WHAT IS BEING ASKED:
Search the material for the word "approved" and copy every line in which it occurs.

GIVEN INFORMATION:
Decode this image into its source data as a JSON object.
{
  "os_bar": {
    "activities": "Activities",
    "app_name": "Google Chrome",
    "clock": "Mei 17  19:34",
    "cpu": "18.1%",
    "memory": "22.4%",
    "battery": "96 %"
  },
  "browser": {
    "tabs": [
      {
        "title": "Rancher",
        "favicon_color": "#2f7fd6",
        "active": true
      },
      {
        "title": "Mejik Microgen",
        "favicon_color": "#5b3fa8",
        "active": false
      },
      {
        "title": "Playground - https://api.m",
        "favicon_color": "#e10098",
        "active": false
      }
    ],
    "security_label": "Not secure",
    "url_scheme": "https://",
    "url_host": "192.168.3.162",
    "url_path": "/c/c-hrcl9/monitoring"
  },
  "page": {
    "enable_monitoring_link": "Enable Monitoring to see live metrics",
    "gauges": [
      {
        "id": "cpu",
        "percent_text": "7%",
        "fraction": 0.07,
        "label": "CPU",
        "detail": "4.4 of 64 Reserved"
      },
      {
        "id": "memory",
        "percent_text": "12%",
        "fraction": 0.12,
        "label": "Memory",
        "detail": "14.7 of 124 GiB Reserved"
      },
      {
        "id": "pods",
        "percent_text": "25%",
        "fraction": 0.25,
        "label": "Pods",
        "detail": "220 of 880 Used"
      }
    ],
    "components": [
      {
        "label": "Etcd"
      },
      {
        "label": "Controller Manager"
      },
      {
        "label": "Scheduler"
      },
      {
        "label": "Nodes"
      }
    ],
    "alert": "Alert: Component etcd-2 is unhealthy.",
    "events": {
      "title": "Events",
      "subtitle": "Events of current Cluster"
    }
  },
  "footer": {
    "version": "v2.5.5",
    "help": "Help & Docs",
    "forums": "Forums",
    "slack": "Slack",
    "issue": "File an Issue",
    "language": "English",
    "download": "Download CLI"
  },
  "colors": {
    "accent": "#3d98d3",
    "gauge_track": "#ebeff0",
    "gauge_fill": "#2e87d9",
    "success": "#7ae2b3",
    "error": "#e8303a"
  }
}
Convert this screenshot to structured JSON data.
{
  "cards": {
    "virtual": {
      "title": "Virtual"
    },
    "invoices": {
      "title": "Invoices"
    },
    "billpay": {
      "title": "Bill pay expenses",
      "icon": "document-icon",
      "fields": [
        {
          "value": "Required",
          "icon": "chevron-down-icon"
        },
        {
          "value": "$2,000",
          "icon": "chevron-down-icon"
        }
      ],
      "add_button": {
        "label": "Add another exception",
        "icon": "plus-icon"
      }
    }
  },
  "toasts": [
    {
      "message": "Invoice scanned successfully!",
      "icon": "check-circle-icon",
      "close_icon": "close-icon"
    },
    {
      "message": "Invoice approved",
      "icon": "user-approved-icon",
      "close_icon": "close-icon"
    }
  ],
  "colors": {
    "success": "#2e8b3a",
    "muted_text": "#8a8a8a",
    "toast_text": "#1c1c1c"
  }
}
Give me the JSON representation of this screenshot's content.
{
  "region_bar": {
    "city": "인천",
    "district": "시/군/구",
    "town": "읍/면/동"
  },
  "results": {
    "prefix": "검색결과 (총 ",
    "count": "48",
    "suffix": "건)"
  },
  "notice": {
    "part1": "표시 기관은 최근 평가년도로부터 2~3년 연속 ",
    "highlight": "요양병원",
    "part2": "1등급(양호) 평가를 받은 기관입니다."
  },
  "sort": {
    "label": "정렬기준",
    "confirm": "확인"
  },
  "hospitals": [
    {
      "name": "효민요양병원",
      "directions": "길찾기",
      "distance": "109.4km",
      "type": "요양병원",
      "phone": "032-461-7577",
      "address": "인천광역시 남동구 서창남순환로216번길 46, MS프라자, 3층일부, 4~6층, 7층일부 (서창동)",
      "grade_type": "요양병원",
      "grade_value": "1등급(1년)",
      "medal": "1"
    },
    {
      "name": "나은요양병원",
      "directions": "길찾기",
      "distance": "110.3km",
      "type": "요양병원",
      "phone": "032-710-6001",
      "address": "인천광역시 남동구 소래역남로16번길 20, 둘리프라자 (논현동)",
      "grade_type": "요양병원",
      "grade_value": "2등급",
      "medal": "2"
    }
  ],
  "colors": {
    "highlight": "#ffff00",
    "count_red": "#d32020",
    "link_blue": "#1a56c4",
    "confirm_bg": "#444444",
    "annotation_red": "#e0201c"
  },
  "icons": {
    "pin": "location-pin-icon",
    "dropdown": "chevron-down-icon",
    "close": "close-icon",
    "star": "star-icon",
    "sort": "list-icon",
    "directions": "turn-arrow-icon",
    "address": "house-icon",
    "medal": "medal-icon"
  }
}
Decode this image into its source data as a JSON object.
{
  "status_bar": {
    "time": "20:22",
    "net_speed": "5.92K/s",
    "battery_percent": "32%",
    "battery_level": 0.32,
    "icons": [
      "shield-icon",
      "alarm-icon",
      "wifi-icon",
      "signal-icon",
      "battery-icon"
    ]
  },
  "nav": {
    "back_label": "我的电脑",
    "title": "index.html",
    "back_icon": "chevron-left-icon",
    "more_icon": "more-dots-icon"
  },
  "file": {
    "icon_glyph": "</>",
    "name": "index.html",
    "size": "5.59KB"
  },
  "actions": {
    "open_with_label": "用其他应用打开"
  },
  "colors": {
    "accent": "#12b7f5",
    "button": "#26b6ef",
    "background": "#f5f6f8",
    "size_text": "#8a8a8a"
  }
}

ANSWER TO THIS PROBLEM:
      "message": "Invoice approved",
      "icon": "user-approved-icon",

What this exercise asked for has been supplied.